◆ **WORK ORDER**: For the records shown below, return an exact copy that excludes the pictures.
━━━━━━━━
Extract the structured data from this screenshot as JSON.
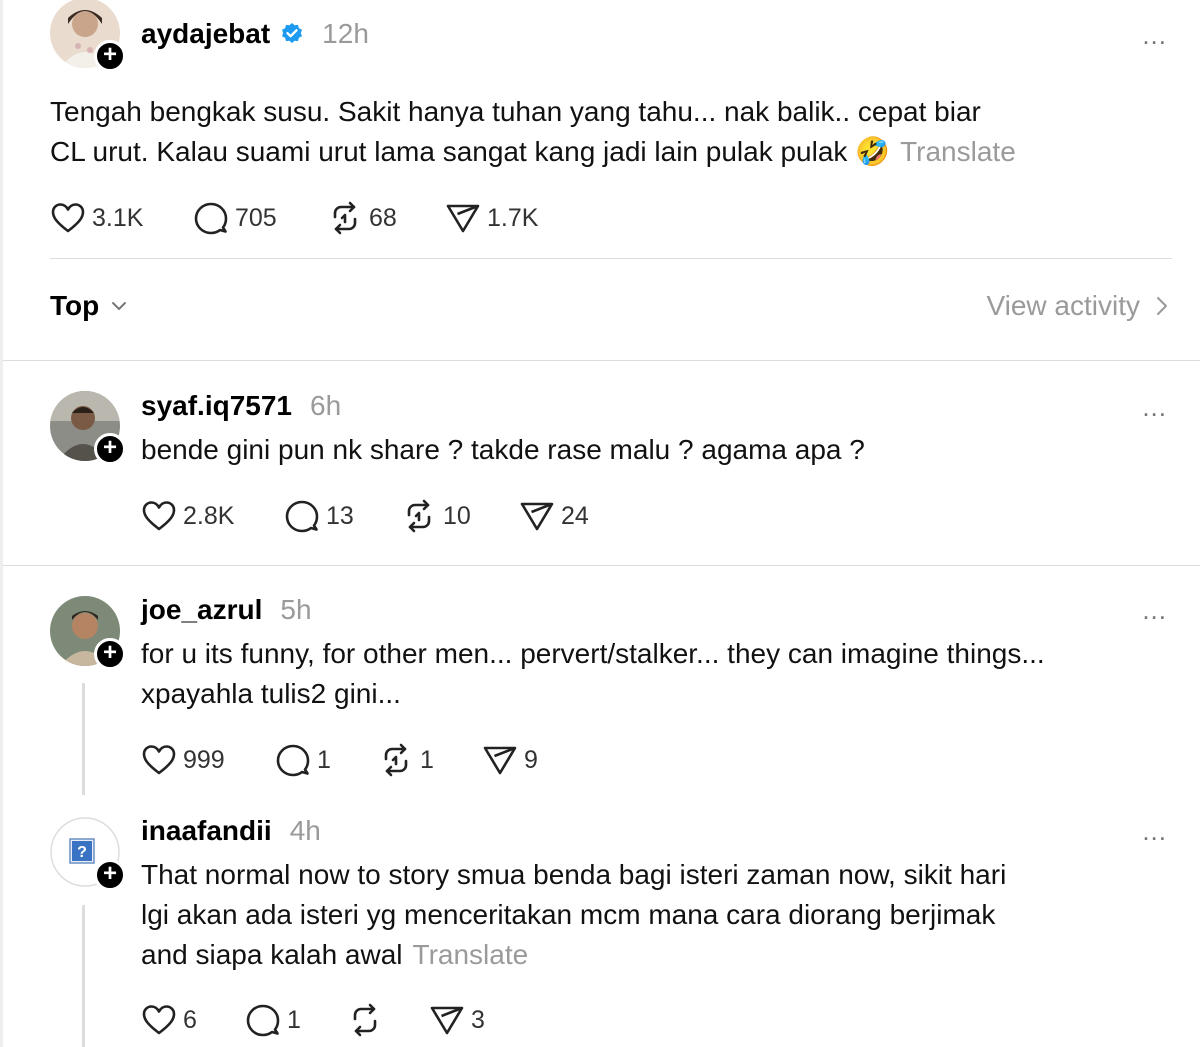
{
  "main_post": {
    "username": "aydajebat",
    "time": "12h",
    "text_line1": "Tengah bengkak susu. Sakit hanya tuhan yang tahu... nak balik.. cepat biar",
    "text_line2": "CL urut. Kalau suami urut lama sangat kang jadi lain pulak pulak",
    "emoji": "🤣",
    "translate": "Translate",
    "likes": "3.1K",
    "replies": "705",
    "reposts": "68",
    "shares": "1.7K",
    "more": "..."
  },
  "sort": {
    "label": "Top",
    "view_activity": "View activity"
  },
  "replies": [
    {
      "username": "syaf.iq7571",
      "time": "6h",
      "text": "bende gini pun nk share ? takde rase malu ? agama apa ?",
      "likes": "2.8K",
      "replies": "13",
      "reposts": "10",
      "shares": "24",
      "more": "..."
    },
    {
      "username": "joe_azrul",
      "time": "5h",
      "text_line1": "for u its funny, for other men... pervert/stalker... they can imagine things...",
      "text_line2": "xpayahla tulis2 gini...",
      "likes": "999",
      "replies": "1",
      "reposts": "1",
      "shares": "9",
      "more": "..."
    },
    {
      "username": "inaafandii",
      "time": "4h",
      "text_line1": "That normal now to story smua benda bagi isteri zaman now, sikit hari",
      "text_line2": "lgi akan ada isteri yg menceritakan mcm mana cara diorang berjimak",
      "text_line3": "and siapa kalah awal",
      "translate": "Translate",
      "likes": "6",
      "replies": "1",
      "reposts": "",
      "shares": "3",
      "more": "..."
    }
  ],
  "colors": {
    "verified": "#1d9bf0",
    "muted": "#9a9a9a",
    "divider": "#dcdcdc"
  }
}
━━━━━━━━
◆ **EXERCISE RESULT**:
Extract the structured data from this screenshot as JSON.
{
  "main_post": {
    "username": "aydajebat",
    "time": "12h",
    "text_line1": "Tengah bengkak susu. Sakit hanya tuhan yang tahu... nak balik.. cepat biar",
    "text_line2": "CL urut. Kalau suami urut lama sangat kang jadi lain pulak pulak",
    "emoji": "🤣",
    "translate": "Translate",
    "likes": "3.1K",
    "replies": "705",
    "reposts": "68",
    "shares": "1.7K",
    "more": "..."
  },
  "sort": {
    "label": "Top",
    "view_activity": "View activity"
  },
  "replies": [
    {
      "username": "syaf.iq7571",
      "time": "6h",
      "text": "bende gini pun nk share ? takde rase malu ? agama apa ?",
      "likes": "2.8K",
      "replies": "13",
      "reposts": "10",
      "shares": "24",
      "more": "..."
    },
    {
      "username": "joe_azrul",
      "time": "5h",
      "text_line1": "for u its funny, for other men... pervert/stalker... they can imagine things...",
      "text_line2": "xpayahla tulis2 gini...",
      "likes": "999",
      "replies": "1",
      "reposts": "1",
      "shares": "9",
      "more": "..."
    },
    {
      "username": "inaafandii",
      "time": "4h",
      "text_line1": "That normal now to story smua benda bagi isteri zaman now, sikit hari",
      "text_line2": "lgi akan ada isteri yg menceritakan mcm mana cara diorang berjimak",
      "text_line3": "and siapa kalah awal",
      "translate": "Translate",
      "likes": "6",
      "replies": "1",
      "reposts": "",
      "shares": "3",
      "more": "..."
    }
  ],
  "colors": {
    "verified": "#1d9bf0",
    "muted": "#9a9a9a",
    "divider": "#dcdcdc"
  }
}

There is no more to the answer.